[Source material — start]

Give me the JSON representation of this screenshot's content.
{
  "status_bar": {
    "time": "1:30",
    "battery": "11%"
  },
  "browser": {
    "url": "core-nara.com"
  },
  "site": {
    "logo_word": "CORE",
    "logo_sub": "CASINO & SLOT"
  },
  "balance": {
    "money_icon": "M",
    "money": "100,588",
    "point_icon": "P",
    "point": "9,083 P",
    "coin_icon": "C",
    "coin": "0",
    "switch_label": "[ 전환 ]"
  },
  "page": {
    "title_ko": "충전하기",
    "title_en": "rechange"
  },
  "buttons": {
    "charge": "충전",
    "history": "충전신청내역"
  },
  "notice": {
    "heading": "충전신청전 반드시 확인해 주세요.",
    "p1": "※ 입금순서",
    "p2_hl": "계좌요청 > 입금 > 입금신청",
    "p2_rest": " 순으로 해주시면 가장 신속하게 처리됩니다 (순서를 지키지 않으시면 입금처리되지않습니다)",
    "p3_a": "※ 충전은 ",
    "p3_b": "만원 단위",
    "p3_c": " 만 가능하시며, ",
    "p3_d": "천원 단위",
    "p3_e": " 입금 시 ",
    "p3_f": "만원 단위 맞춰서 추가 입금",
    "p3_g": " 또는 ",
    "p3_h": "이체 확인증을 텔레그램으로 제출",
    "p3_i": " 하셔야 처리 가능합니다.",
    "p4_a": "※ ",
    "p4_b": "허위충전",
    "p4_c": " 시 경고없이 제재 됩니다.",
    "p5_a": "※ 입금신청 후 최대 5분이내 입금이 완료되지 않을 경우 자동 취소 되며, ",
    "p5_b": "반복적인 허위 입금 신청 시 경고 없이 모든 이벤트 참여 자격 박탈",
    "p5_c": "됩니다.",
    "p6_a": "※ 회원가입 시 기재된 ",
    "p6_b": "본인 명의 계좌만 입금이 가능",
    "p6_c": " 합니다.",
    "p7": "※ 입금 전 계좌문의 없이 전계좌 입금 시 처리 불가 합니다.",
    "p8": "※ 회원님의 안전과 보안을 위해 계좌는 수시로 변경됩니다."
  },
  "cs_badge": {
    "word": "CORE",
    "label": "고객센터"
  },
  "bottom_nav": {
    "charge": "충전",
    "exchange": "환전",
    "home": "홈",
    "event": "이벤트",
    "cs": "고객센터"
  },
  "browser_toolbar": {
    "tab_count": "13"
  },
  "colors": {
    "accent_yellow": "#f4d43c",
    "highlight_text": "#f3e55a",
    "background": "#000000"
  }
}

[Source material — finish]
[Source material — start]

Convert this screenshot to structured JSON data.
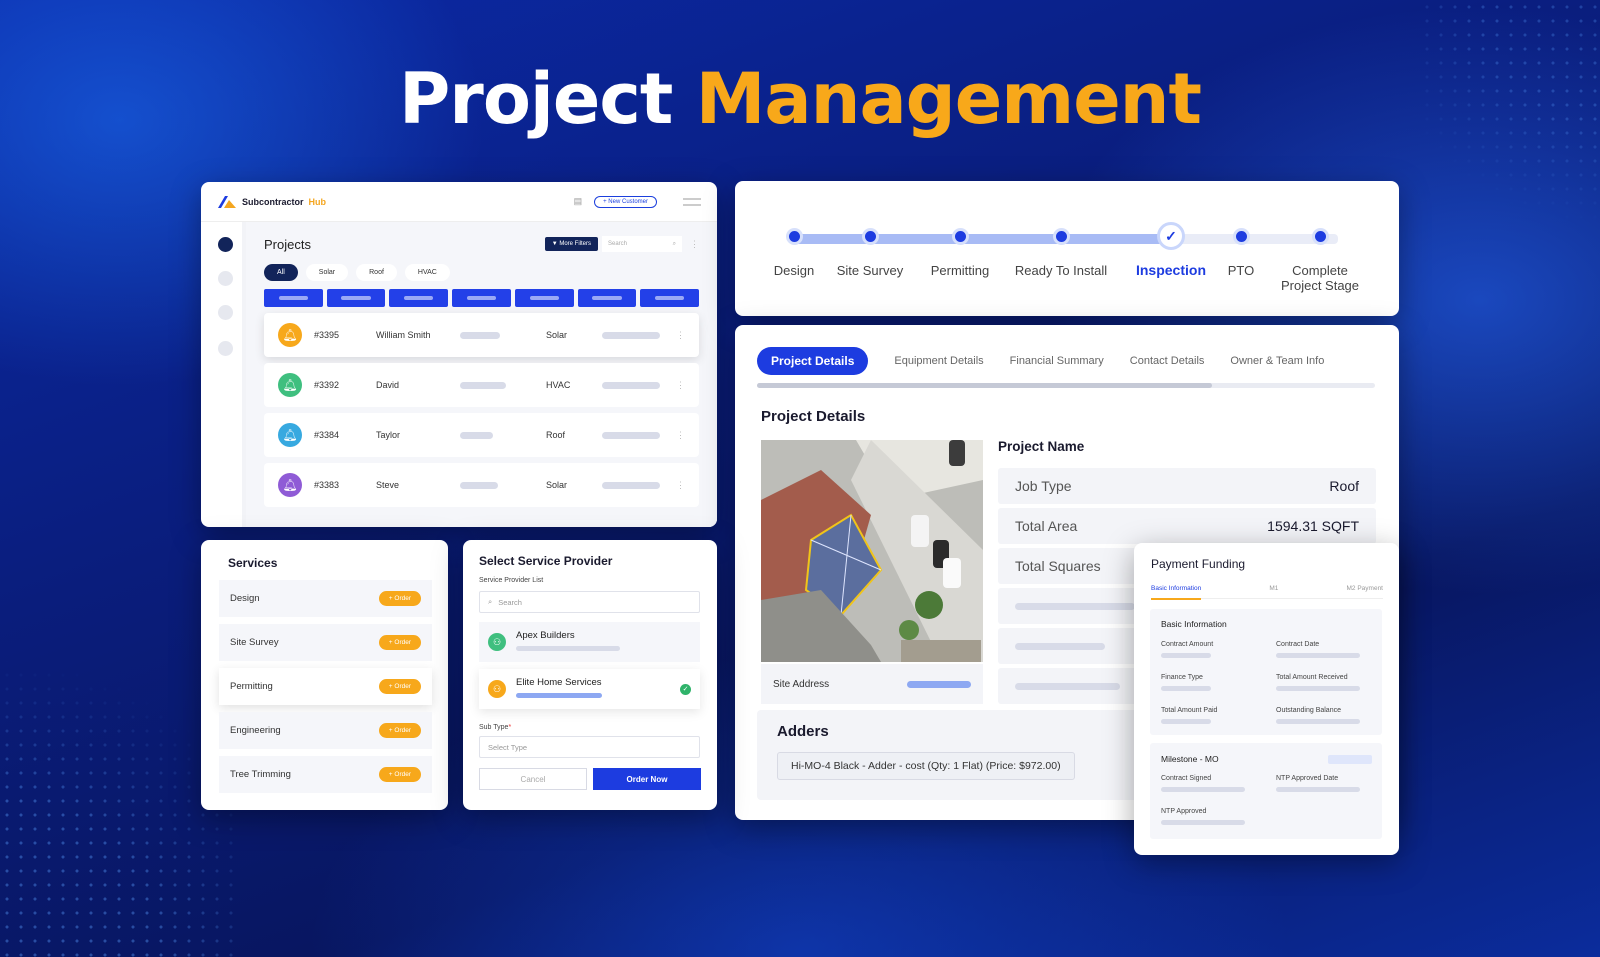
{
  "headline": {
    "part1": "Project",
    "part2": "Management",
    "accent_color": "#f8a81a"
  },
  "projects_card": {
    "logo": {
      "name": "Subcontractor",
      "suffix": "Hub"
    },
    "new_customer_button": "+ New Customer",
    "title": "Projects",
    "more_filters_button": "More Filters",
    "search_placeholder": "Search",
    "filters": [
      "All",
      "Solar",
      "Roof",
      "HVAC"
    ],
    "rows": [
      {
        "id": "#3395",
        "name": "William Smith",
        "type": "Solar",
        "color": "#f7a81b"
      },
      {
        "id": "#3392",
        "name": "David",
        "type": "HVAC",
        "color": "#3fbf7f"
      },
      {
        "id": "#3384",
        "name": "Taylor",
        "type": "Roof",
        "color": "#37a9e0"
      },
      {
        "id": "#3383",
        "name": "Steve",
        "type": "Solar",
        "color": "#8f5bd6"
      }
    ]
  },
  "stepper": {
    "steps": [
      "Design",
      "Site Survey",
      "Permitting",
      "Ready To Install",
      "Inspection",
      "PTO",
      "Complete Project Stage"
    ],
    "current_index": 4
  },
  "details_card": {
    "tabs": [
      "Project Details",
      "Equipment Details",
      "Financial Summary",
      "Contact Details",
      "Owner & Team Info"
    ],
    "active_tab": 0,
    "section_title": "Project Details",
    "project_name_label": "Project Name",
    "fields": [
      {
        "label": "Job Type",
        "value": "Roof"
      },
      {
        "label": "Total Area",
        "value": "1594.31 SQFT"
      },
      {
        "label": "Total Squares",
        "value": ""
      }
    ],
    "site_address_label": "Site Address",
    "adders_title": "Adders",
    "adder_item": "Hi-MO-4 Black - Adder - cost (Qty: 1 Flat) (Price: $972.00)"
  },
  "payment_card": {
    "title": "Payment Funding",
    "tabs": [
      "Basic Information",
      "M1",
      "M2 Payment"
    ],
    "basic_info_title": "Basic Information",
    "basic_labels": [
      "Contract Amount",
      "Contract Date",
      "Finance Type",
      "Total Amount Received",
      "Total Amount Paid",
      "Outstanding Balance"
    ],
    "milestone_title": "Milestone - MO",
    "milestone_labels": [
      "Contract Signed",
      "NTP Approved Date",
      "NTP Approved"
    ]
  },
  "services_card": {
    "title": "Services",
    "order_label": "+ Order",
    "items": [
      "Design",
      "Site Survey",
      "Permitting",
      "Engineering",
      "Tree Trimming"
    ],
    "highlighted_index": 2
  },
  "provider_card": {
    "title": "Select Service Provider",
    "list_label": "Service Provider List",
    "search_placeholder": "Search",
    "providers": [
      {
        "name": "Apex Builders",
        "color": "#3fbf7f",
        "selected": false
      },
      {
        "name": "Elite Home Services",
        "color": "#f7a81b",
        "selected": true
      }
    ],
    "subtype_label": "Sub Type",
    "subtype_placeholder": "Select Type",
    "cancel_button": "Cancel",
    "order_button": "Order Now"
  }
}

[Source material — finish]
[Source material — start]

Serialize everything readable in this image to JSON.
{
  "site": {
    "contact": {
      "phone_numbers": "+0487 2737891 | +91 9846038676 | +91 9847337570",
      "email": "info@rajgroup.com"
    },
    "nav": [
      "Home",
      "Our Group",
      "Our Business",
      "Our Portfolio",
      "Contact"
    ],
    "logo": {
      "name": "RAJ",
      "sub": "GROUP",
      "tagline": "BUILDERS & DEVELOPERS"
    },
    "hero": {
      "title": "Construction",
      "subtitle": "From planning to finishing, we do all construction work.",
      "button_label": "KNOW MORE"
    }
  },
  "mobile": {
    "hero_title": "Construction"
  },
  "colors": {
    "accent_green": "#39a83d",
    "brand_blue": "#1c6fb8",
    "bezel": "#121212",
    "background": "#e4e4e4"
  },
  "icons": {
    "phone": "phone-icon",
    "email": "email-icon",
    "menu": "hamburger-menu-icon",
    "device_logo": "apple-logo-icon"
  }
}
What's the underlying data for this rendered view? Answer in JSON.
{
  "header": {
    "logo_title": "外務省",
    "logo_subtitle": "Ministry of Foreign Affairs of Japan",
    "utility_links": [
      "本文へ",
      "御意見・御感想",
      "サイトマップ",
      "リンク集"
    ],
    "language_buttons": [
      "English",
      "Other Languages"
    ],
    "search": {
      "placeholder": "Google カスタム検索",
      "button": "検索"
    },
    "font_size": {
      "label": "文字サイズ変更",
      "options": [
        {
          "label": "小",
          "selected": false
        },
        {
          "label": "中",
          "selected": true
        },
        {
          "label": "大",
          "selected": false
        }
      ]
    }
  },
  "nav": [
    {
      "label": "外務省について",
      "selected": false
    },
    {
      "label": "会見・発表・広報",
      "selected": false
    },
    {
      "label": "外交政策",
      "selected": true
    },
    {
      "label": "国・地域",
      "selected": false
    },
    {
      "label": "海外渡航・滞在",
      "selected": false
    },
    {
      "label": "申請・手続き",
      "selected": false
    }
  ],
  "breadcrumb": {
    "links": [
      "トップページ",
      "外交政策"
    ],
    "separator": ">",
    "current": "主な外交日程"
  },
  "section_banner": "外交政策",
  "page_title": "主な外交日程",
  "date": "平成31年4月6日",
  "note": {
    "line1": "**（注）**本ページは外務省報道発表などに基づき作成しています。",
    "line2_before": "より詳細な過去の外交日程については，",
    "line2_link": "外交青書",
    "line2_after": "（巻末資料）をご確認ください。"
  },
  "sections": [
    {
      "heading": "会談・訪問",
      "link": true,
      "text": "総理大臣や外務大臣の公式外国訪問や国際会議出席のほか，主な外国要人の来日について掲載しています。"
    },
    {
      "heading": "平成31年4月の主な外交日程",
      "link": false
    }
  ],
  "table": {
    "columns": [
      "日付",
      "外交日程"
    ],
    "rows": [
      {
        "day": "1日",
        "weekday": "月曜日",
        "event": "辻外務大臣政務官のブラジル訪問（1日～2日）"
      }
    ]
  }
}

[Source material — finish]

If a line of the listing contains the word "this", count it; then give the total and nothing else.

=== Result of the task ===
4